Excerpts from Jim Conrad's
from the December 4, 2016 Newsletter issued from Rancho Regensis north of Valladolid, Yucatán, MÉXICO
Here at the rancho, over the years various Bean Family species have been planted but the identities and planned uses fof the various species have been forgotten or never known in the first place. That was the case with the lanky, seven-ft-tall (2m) woody shrub or small tree shown below:
Since my arrival here this plant has borne neither flowers nor fruits, but I knew it was a Bean Family member because its trifoliate leaves were similar to many species in that family, plus they bore conspicuous, slender stipules at their petiole bases, which is very typical of leguminous species. Below, you can see the shrub's trifoliately compound leaf:
Last week the shrub began issuing flowers, so now I've identified the plant. The flowers were yellow ones that clustered at the tips of the bush's upper branches, as shown below:
They were papilionaceous blossoms, like those of most Bean Family species, meaning that of the five petals the top one, called the standard or banner, expanded bove the flower; two side petals, called wings, grew at the blossoms' sides, ;and the two lower petals were united along their common margin into a scoop-shape structure, known as the keel. Below, you can see a flower with these features:
Though otherwise that's a typical papilionaceous flower, one distinction to notice is that its vertically rising standard's margins curl inward. Other features of the blossom aiding with identification can be seen from the flower's rear, shown below:
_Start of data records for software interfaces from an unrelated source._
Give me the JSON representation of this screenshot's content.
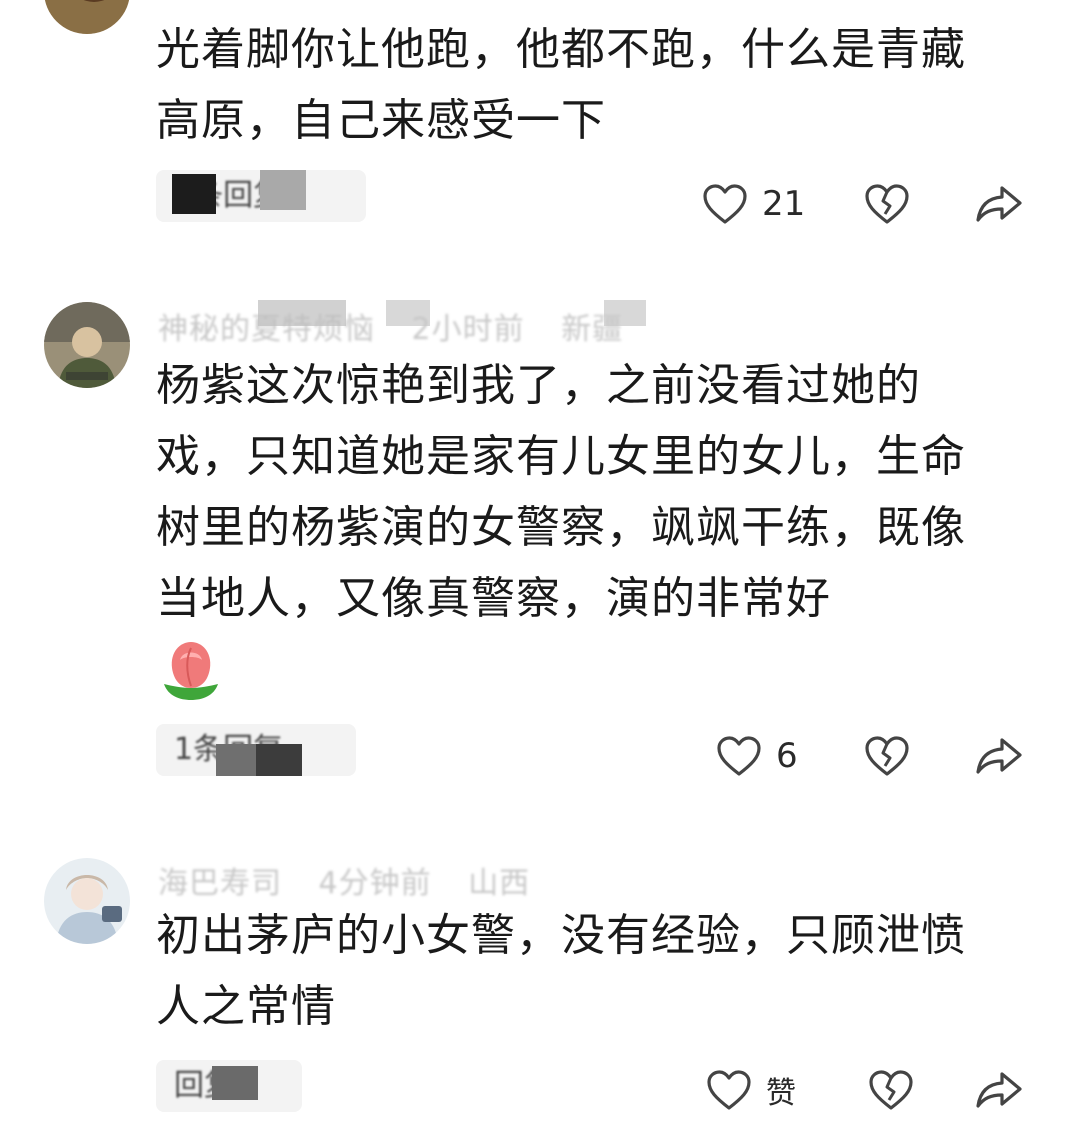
{
  "comments": [
    {
      "text": "光着脚你让他跑，他都不跑，什么是青藏高原，自己来感受一下",
      "reply_label": "1条回复",
      "likes": "21"
    },
    {
      "username": "神秘的夏特烦恼",
      "time": "2小时前",
      "location": "新疆",
      "text": "杨紫这次惊艳到我了，之前没看过她的戏，只知道她是家有儿女里的女儿，生命树里的杨紫演的女警察，飒飒干练，既像当地人，又像真警察，演的非常好",
      "reply_label": "1条回复",
      "likes": "6"
    },
    {
      "username": "海巴寿司",
      "time": "4分钟前",
      "location": "山西",
      "text": "初出茅庐的小女警，没有经验，只顾泄愤人之常情",
      "reply_label": "回复",
      "likes": "赞"
    }
  ],
  "icons": {
    "like": "heart-outline-icon",
    "dislike": "broken-heart-icon",
    "share": "share-arrow-icon",
    "emoji": "rose-emoji-icon"
  },
  "colors": {
    "text": "#1a1a1a",
    "meta": "#b5b5b5",
    "pill": "#f3f3f3",
    "icon": "#444444"
  }
}
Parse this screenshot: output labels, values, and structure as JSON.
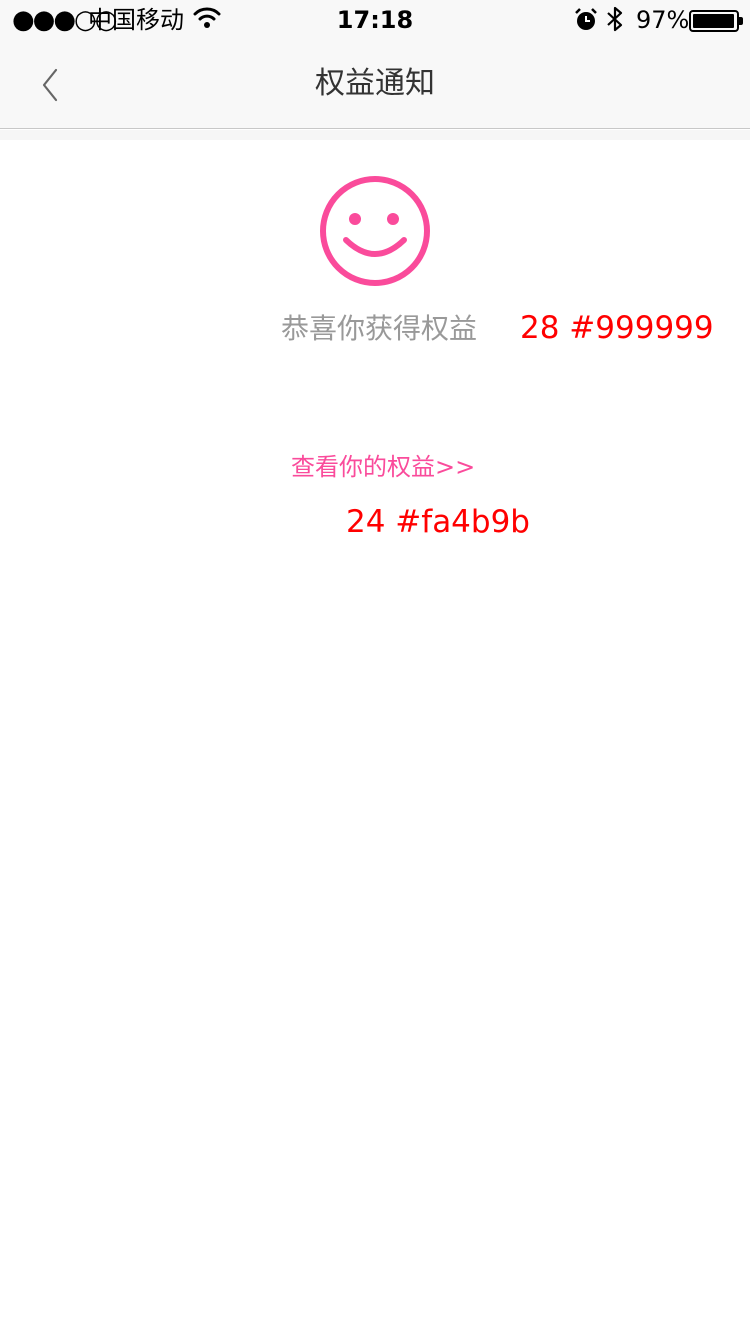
{
  "status_bar": {
    "signal": "●●●○○",
    "carrier": "中国移动",
    "time": "17:18",
    "battery_percent": "97%",
    "battery_level": 0.97,
    "icons": [
      "wifi-icon",
      "alarm-icon",
      "bluetooth-icon",
      "battery-icon"
    ]
  },
  "nav": {
    "title": "权益通知",
    "back_icon": "chevron-left-icon"
  },
  "content": {
    "icon": "smiley-face-icon",
    "message": "恭喜你获得权益",
    "link": "查看你的权益>>"
  },
  "annotations": {
    "message_spec": "28 #999999",
    "link_spec": "24 #fa4b9b"
  },
  "colors": {
    "accent": "#fa4b9b",
    "message_text": "#999999",
    "annotation": "#ff0000",
    "title_text": "#333333"
  }
}
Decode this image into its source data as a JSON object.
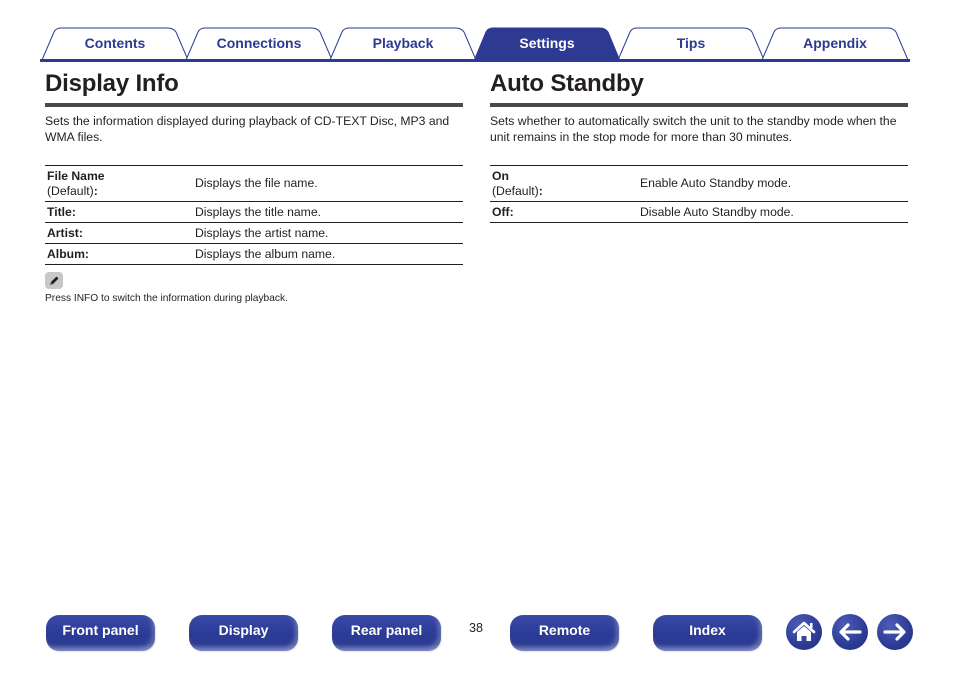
{
  "tabs": [
    {
      "label": "Contents",
      "active": false
    },
    {
      "label": "Connections",
      "active": false
    },
    {
      "label": "Playback",
      "active": false
    },
    {
      "label": "Settings",
      "active": true
    },
    {
      "label": "Tips",
      "active": false
    },
    {
      "label": "Appendix",
      "active": false
    }
  ],
  "colors": {
    "accent": "#2e3a92",
    "tab_outline": "#2e3a92",
    "text": "#231f20",
    "rule": "#4a4a4c",
    "note_icon_bg": "#c8c8c9"
  },
  "display_info": {
    "title": "Display Info",
    "description": "Sets the information displayed during playback of CD-TEXT Disc, MP3 and WMA files.",
    "rows": [
      {
        "key": "File Name",
        "default": "(Default)",
        "colon": ":",
        "value": "Displays the file name."
      },
      {
        "key": "Title:",
        "value": "Displays the title name."
      },
      {
        "key": "Artist:",
        "value": "Displays the artist name."
      },
      {
        "key": "Album:",
        "value": "Displays the album name."
      }
    ],
    "note_icon": "pencil-icon",
    "note": "Press INFO to switch the information during playback."
  },
  "auto_standby": {
    "title": "Auto Standby",
    "description": "Sets whether to automatically switch the unit to the standby mode when the unit remains in the stop mode for more than 30 minutes.",
    "rows": [
      {
        "key": "On",
        "default": "(Default)",
        "colon": ":",
        "value": "Enable Auto Standby mode."
      },
      {
        "key": "Off:",
        "value": "Disable Auto Standby mode."
      }
    ]
  },
  "footer": {
    "buttons": [
      "Front panel",
      "Display",
      "Rear panel",
      "Remote",
      "Index"
    ],
    "page_number": "38",
    "icons": [
      "home-icon",
      "arrow-left-icon",
      "arrow-right-icon"
    ]
  }
}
The purplish-brown veins on the standard's back are eye-catching, but I read that only some cultivars of this species display such coloration. More important for identification is how the calyx's two uppermost sepals join together along their common margin, looking like one thick sepal with a notch at its tip. In the above photo this feature is nicely shown at the bottom of the open flower's standard.
Though the bush's flowers aren't unusual, the above features along with the fact that this Bean Family member forms a woody shrub or small tree with trifoliate leaves, it was easy to identify this plant as the Pigeon Pea, CAJANUS CAJAN, sometimes also called Congo Pea, Red Gram and Yellow Dahl.
Pigeon Pea is native to an area from India and Afghanistan to tropical eastern Africa, but now is widespread and cultivated throughout the world's tropics and subtropics. Mainly it's grown for its beans, for human consumption, but the plant's young stems and leaves can be fed to livestock, either fresh or dried, so for both reasons in much of the world it's considered a very important plant. Maybe one reason it was brought here was that the species is particularly well adapted to survive in regions with very long, severe dry seasons, like ours. The plant has very deep taproots.
It'll be weeks before our plants'flowers produce legumes bearing mature beans, but already I know what Pigeon Pea beans look like, because our Maya worker Juan showed me some from the bag from which earlier he'd sown the plants in our pictures. Below, you can see that in comparison to the width of my fingers they're quite small:
Nutritionally, Pigeon Pea beans are especially good sources for vitamins B1 and C, and folate. In India, split Pigeon Peas are used for the famous dish called dal. They have a fairly high protein level and are important for vegetarian dishes. One way to eat them is as sprouts, in which the beans' nutritive value is dramatically increased, and sprouting them is precisely what I plan to do once I have enough beans.
It's a pleasure meeting these species who are so important in much of the world. Much more about Pigeon Pea can be learned on its TropicalForages.Info page here